┏━━

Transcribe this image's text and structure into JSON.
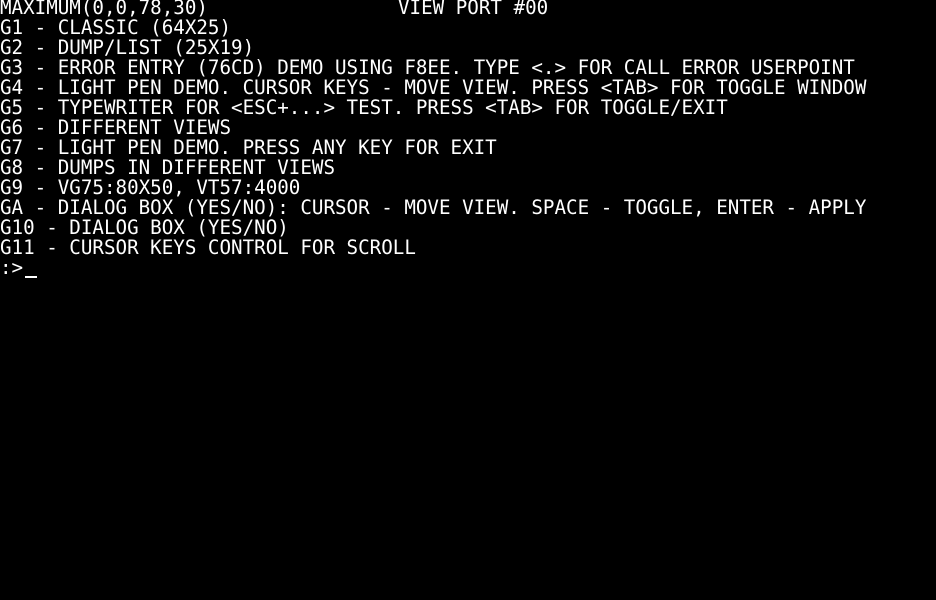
{
  "status": {
    "left": "MAXIMUM(0,0,78,30)",
    "right": "VIEW PORT #00"
  },
  "menu": [
    "G1 - CLASSIC (64X25)",
    "G2 - DUMP/LIST (25X19)",
    "G3 - ERROR ENTRY (76CD) DEMO USING F8EE. TYPE <.> FOR CALL ERROR USERPOINT",
    "G4 - LIGHT PEN DEMO. CURSOR KEYS - MOVE VIEW. PRESS <TAB> FOR TOGGLE WINDOW",
    "G5 - TYPEWRITER FOR <ESC+...> TEST. PRESS <TAB> FOR TOGGLE/EXIT",
    "G6 - DIFFERENT VIEWS",
    "G7 - LIGHT PEN DEMO. PRESS ANY KEY FOR EXIT",
    "G8 - DUMPS IN DIFFERENT VIEWS",
    "G9 - VG75:80X50, VT57:4000",
    "GA - DIALOG BOX (YES/NO): CURSOR - MOVE VIEW. SPACE - TOGGLE, ENTER - APPLY",
    "G10 - DIALOG BOX (YES/NO)",
    "G11 - CURSOR KEYS CONTROL FOR SCROLL"
  ],
  "prompt": ":>",
  "colors": {
    "background": "#000000",
    "text": "#ffffff"
  }
}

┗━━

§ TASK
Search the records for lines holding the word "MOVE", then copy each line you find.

§ PROBLEM SOLUTION
    "G4 - LIGHT PEN DEMO. CURSOR KEYS - MOVE VIEW. PRESS <TAB> FOR TOGGLE WINDOW",
    "GA - DIALOG BOX (YES/NO): CURSOR - MOVE VIEW. SPACE - TOGGLE, ENTER - APPLY",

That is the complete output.